The fittings and tubing: For the water outlet on the tank I used McMaster #5346K11, which is a 3/16" hose barb with 1/8" male pipe thread on the other end. The tubing is clear,3/16" I.D. ,alcohol resistant plastic, safe to 60psi. Use clear tubing, so you can be sure your siphon block is working. To accomodate the connection to the misting nozzle, I had to use a brass elbow to provide clearance for the screen. Unfortunately, I bought this at the hardware store, so I don't have a part number. You will have to bring the nozzle with you to the store and check the fit.
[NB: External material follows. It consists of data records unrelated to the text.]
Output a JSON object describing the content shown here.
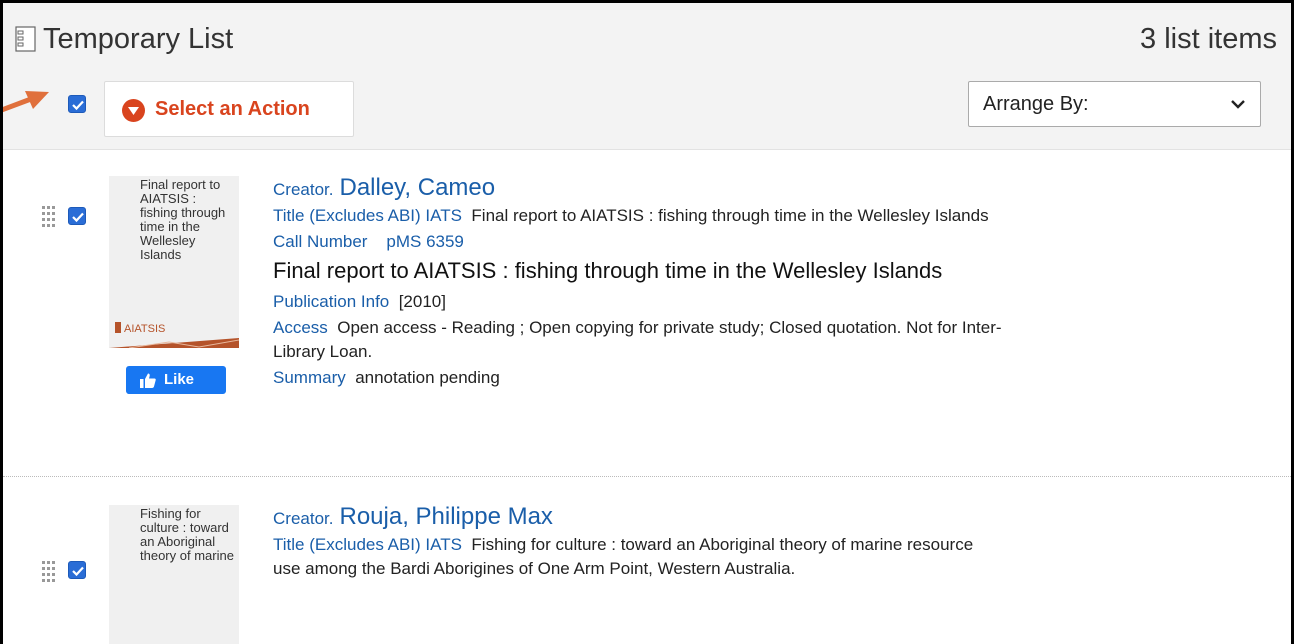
{
  "header": {
    "title": "Temporary List",
    "count_label": "3 list items",
    "select_action_label": "Select an Action",
    "arrange_label": "Arrange By:"
  },
  "items": [
    {
      "thumbnail_text": "Final report to AIATSIS : fishing through time in the Wellesley Islands",
      "thumbnail_brand": "AIATSIS",
      "like_label": "Like",
      "creator_label": "Creator.",
      "creator_name": "Dalley, Cameo",
      "title_label": "Title (Excludes ABI) IATS",
      "title_value": "Final report to AIATSIS : fishing through time in the Wellesley Islands",
      "call_number_label": "Call Number",
      "call_number_value": "pMS 6359",
      "display_title": "Final report to AIATSIS : fishing through time in the Wellesley Islands",
      "publication_label": "Publication Info",
      "publication_value": "[2010]",
      "access_label": "Access",
      "access_value": "Open access - Reading ; Open copying for private study; Closed quotation. Not for Inter-Library Loan.",
      "summary_label": "Summary",
      "summary_value": "annotation pending"
    },
    {
      "thumbnail_text": "Fishing for culture : toward an Aboriginal theory of marine",
      "creator_label": "Creator.",
      "creator_name": "Rouja, Philippe Max",
      "title_label": "Title (Excludes ABI) IATS",
      "title_value": "Fishing for culture : toward an Aboriginal theory of marine resource use among the Bardi Aborigines of One Arm Point, Western Australia."
    }
  ],
  "colors": {
    "accent_link": "#1a5ea9",
    "action_orange": "#d9441e",
    "checkbox_blue": "#2a6dd6",
    "like_blue": "#1877f2",
    "annotation_arrow": "#e0703c"
  }
}
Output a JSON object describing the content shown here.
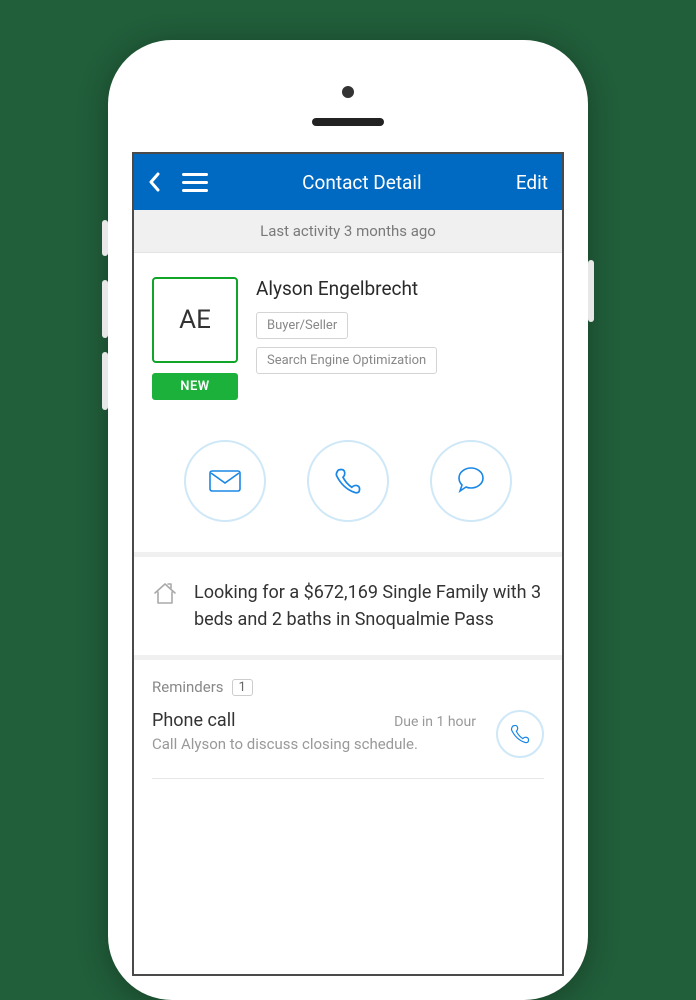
{
  "header": {
    "title": "Contact Detail",
    "edit_label": "Edit"
  },
  "activity_bar": "Last activity 3 months ago",
  "contact": {
    "initials": "AE",
    "badge": "NEW",
    "name": "Alyson Engelbrecht",
    "tags": [
      "Buyer/Seller",
      "Search Engine Optimization"
    ]
  },
  "actions": {
    "email": "email-icon",
    "call": "phone-icon",
    "chat": "chat-icon"
  },
  "looking": "Looking for a $672,169 Single Family with 3 beds and 2 baths in Snoqualmie Pass",
  "reminders": {
    "label": "Reminders",
    "count": "1",
    "items": [
      {
        "title": "Phone call",
        "due": "Due in 1 hour",
        "desc": "Call Alyson to discuss closing schedule."
      }
    ]
  }
}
The activation switch: For initial testing purposes, I used a pushbutton switch mounted on my shifter to activate the system. This way, I could activate the system manually to easily compare before and after results. Unless you are using this sytem as an external intercooler sprayer, you will probably want to use the following Hobbs normally open pressure switch: Part number 76575 (NAPA#701-1575), which you can get at NAPA auto parts. This switch triggers at 5psi, but you can set it higher by using a bleed. The switch cost $25 and the bleed about $2. This makes it cheaper than an adjustable switch by about $8 (hey, it's a "budget" system).
The fuse: I strongly suggest you use one. Put it in line, between the battery and the switch. A 10A fuse should cover most pumps, but if you have a really big one (pump that is), you may need a bigger fuse.
The water/alcohol mix: Many people use methanol for the alcohol portion of their fluid, but I have found a few drawbacks. First, methonal is highly toxic and a known carcinogen. Second, it can be hard to come by. Third, it's highly corrosive. So, I decided to use denatured alcohol which is available at the local hardware store ($7 a gallon). Denatured alcohol is ethanol with a little methanol added so you can't drink it. Although it's still toxic, it's far less poisonous than straight methanol. You'll probably just go blind if you drink it, but maybe you won't die. Ethanol, by the way, is just good old booze in it's purest form. But again, don't drink denatured alcohol. For the water portion, use only distilled water. You don't want to clog the misting nozzle. You can adjust the mixture percentage as you see fit, but I recommend at least 20% water to get some of it's cleaning and in-cylinder cooling benefits.
Installation Instructions: Click HERE
Hose Schematic: Click HERE
Wiring Schematic: Click HERE
Results: Using this system, I have measured nearly a 90 degree drop in charge temperature at 14psi. This was somewhat unexpected. Realize that since the water vapor occupies some of the space normally occupied by air, the power gain is not comparable to what a 90 degree drop with an intercooler provides. But I am happy with the results. I am also able to run 15psi with 15 degrees advanced timing. The friend that I built the prototype system for, is running 16psi without a problem.These measurements were made on a 90+ degree day. Power delivery feels smoother and my plugs show no signs of detonation.